Charlotte Perkins Gilman’s short story “The Yellow Wallpaper” is traditionally read from a feminist perspective, but I argue it can be read from a postcolonial lens as well. Ultimately, it tells the story of an Other without access to hegemonic power systems, as Spivak suggests in her essay “Can the Subaltern Speak?”. When read from this lens, John, the narrator’s husband, can come to symbolize the imperial structure rather than the patriarchy, while the Yellow Wallpaper may represent the imprisonment of the subaltern within the rules set up by the colonizer, which the subaltern will be unable to access and understand, just as the narrator cannot make sense of the wallpaper: “You think you have mastered it, but just as you get well underway in following, it turns a back-somersault and there you are. It slaps you in the face, knocks you down, and tramples upon you. It is like a bad dream”(Gilman 9). I think this type of analysis of “The Yellow Wallpaper” is an interesting departure from the traditional reading, and calls attention to the intersectionality between feminism and postcolonial studies, as well as other discourses like disability studies and queer theory.
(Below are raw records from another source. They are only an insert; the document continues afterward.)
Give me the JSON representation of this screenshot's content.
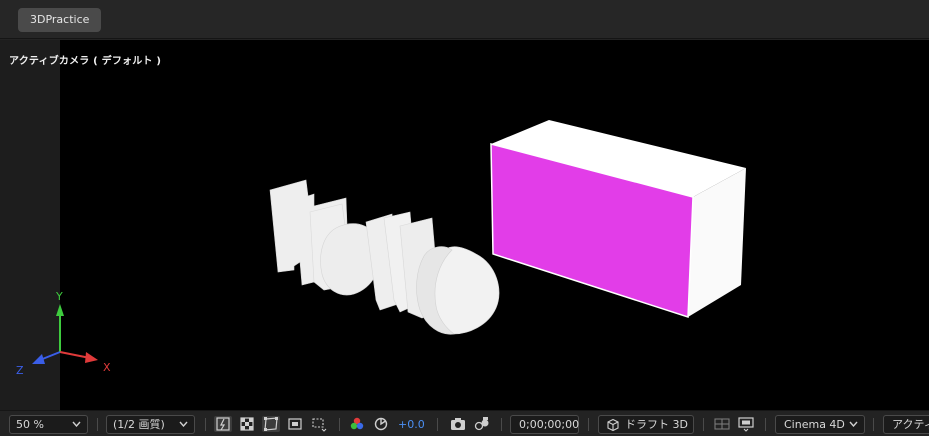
{
  "tab": {
    "label": "3DPractice"
  },
  "viewer": {
    "camera_label": "アクティブカメラ ( デフォルト )",
    "colors": {
      "box_face": "#e23de8",
      "solid": "#efefef",
      "background": "#000000"
    }
  },
  "axes": {
    "x": "X",
    "y": "Y",
    "z": "Z",
    "colors": {
      "x": "#e03a3a",
      "y": "#3ecb3e",
      "z": "#3a5ee8"
    }
  },
  "toolbar": {
    "zoom": "50 %",
    "resolution": "(1/2 画質)",
    "exposure": "+0.0",
    "timecode": "0;00;00;00",
    "draft": "ドラフト 3D",
    "renderer": "Cinema 4D",
    "view": "アクティ"
  }
}
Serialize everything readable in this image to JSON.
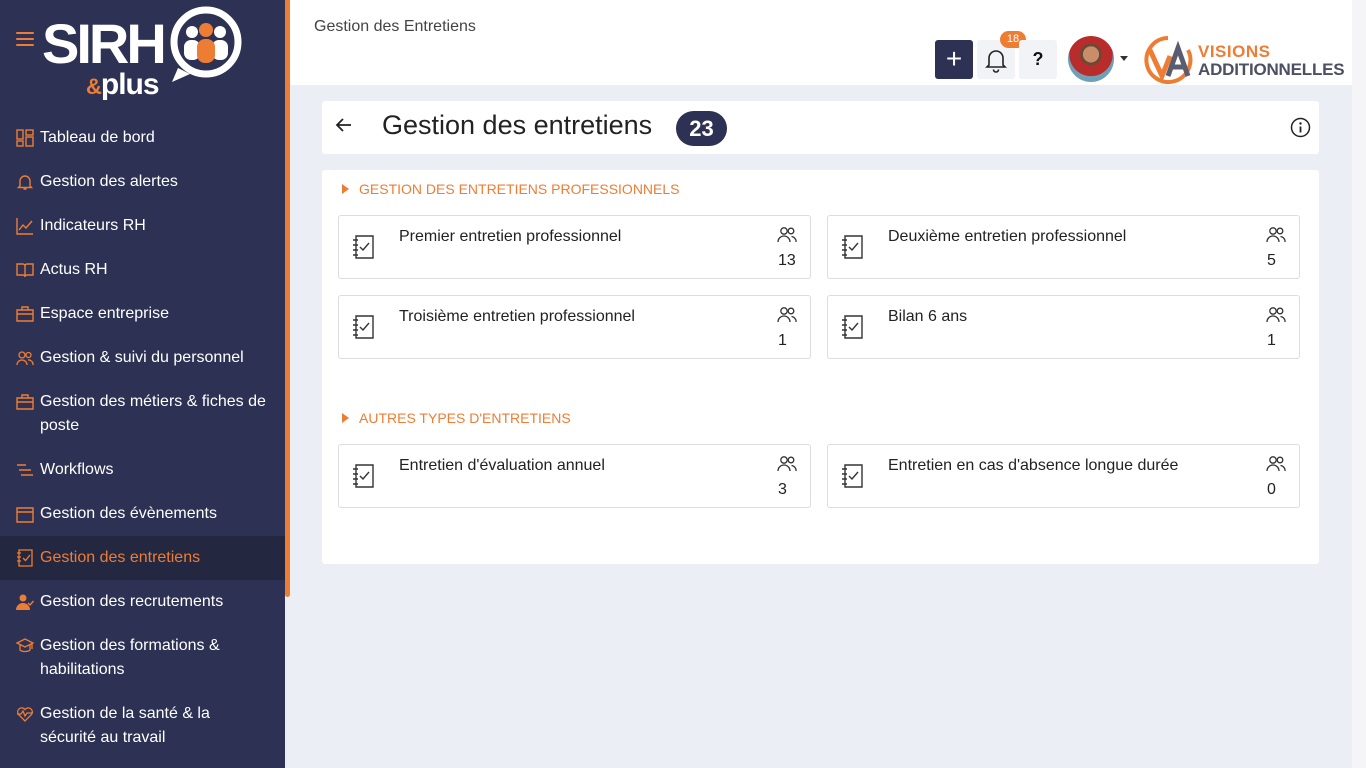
{
  "brand": {
    "logo_main": "SIRH",
    "logo_amp": "&",
    "logo_sub": "plus",
    "accent": "#ee7d34",
    "sidebar_bg": "#2d3254"
  },
  "sidebar": {
    "items": [
      {
        "label": "Tableau de bord",
        "icon": "dashboard-icon"
      },
      {
        "label": "Gestion des alertes",
        "icon": "bell-icon"
      },
      {
        "label": "Indicateurs RH",
        "icon": "line-chart-icon"
      },
      {
        "label": "Actus RH",
        "icon": "book-icon"
      },
      {
        "label": "Espace entreprise",
        "icon": "briefcase-icon"
      },
      {
        "label": "Gestion & suivi du personnel",
        "icon": "users-icon"
      },
      {
        "label": "Gestion des métiers & fiches de poste",
        "icon": "briefcase-icon"
      },
      {
        "label": "Workflows",
        "icon": "list-icon"
      },
      {
        "label": "Gestion des évènements",
        "icon": "calendar-icon"
      },
      {
        "label": "Gestion des entretiens",
        "icon": "checklist-icon",
        "active": true
      },
      {
        "label": "Gestion des recrutements",
        "icon": "user-check-icon"
      },
      {
        "label": "Gestion des formations & habilitations",
        "icon": "graduation-cap-icon"
      },
      {
        "label": "Gestion de la santé & la sécurité au travail",
        "icon": "heart-pulse-icon"
      }
    ]
  },
  "topbar": {
    "breadcrumb": "Gestion des Entretiens",
    "add_label": "+",
    "notif_count": "18",
    "help_label": "?",
    "company_line1": "VISIONS",
    "company_line2": "ADDITIONNELLES"
  },
  "page": {
    "title": "Gestion des entretiens",
    "count": "23"
  },
  "sections": [
    {
      "title": "GESTION DES ENTRETIENS PROFESSIONNELS",
      "tiles": [
        {
          "label": "Premier entretien professionnel",
          "count": "13"
        },
        {
          "label": "Deuxième entretien professionnel",
          "count": "5"
        },
        {
          "label": "Troisième entretien professionnel",
          "count": "1"
        },
        {
          "label": "Bilan 6 ans",
          "count": "1"
        }
      ]
    },
    {
      "title": "AUTRES TYPES D'ENTRETIENS",
      "tiles": [
        {
          "label": "Entretien d'évaluation annuel",
          "count": "3"
        },
        {
          "label": "Entretien en cas d'absence longue durée",
          "count": "0"
        }
      ]
    }
  ]
}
The digital humanities, and topic modeling in particular, can be a very useful in post-colonial studies. I used a program called MALLET for my particular project, and this link was hugely helpful. MALLET is run from the command line of the computer and so there was definitely a learning curve, but I think MALLET is a useful tool for any humanist interested in studying literature or history from a nontraditional lens.
After attending Re:Humanities, the keynote speaker, Adeline Koh, asked me to write a blog post for her blog. This is the link to the post.
Adeline’s blog is a very interesting source for those interested in the digital humanities.
In this video, Said discusses the main points expressed in his seminal text Orientalism. This is a great link for anyone looking to be ushered into the discourse before reading his work.
“We are fascinated by Rameses as Renaissance Christians were by the American Indians: those (human?) beings who had never known the word of Christ. Thus, at the beginning of colonisation, there was a moment of stupor and amazement before the very possibility of escaping the universal law of the Gospel. There were two possibile responses: either to admit that this law was not universal, or to exterminate the Indians so as to remove the evidence. In gneral, it was enough to convert them, or even simply to discover them, to ensure their slow extermination.”
— The Precession of Simulacra by Jean Baudrillard
I was recently accepted to present at Re:Humanities – An undergraduate symposium on digital media on April 3rd and 4th at Haverford College. I will be presenting my research. Here is the press release.
“My idea in Orientalism is to use humanistic critique to open up the fields of struggle, to introduce a longer sequence of thought and analysis to replace the short bursts of polemical, thought-stopping fury that so imprison us in labels and antagonistic debate whose goal is a belligerent collective identity rather than understanding and intellectual exchange.”
–from Orientalism by Edward Said
This is a link from one of my favorite blogs regarding postcolonial studies. I think Amardeep Singh does a great job outlining the most important points in Edward Said’s work, which is useful for anyone entering the discourse. I firmly believe that one of the most challenging aspects of studying literary theory is actually accessing the information, and blogs like Singh’s are a great way to get started.
I read Orientalism during the summer of 2013 and found Said’s work fascinating. I especially appreciate that he writes for academics as well as for a more general public. I think scholars who possess this mindset are necessary––academic coded language is useless if no one can understand it. While Said’s work does not necessarily need a translation in the way Bhabha and Spivak do, I still find Singh’s post useful.
Sandra M. Gilbert and Susan Gubar, in The Madwoman in the Attic: The Woman Writer and the Nineteenth-Century Literary Imagination (1979), argue against Harold Bloom’s “anxiety of influence,” with what they refer to as the “anxiety of authorship.” The gist of this argument is that while the male poet feels he must overcome his literary precursor, the female poet is searching for the precursor so that she can find evidence that she is capable of expressing herself. For this reason, she feels an even greater anxiety than the male poet because she has no representation in the literary canon.
While this argument is interesting and continues to be relevant, I wonder what this experience is like for the postcolonial female author. While I have no answer to this question, I think it is necessary to note the intersectionality of this discourse. What is it like for an English-speaking American woman of color to write, let alone a woman with English as her second languag?. Even male writers of color feel this anxiety in some way, though potentially on a different level than women. The “anxiety of authorship” exists for many different authors, and we must note that it is not only a feminist question but a postcolonial one as well.
Whenever I read Bhabha I find myself confused, and imagine that other undergraduates must be as well. This time around, I decided to write out my analysis of this essay in language other students will hopefully understand.
In “Of Mimicry and Man” Homi Bhabha lays out his concept of mimicry. Bhabha’s essential argument is that mimicry can become unintentionally subversive, though the colonized, in the process of mimicry, rarely realizes he is undermining the powerful systems enacted by the colonizer. Essentially, by copying them, he evidences how hollow they are.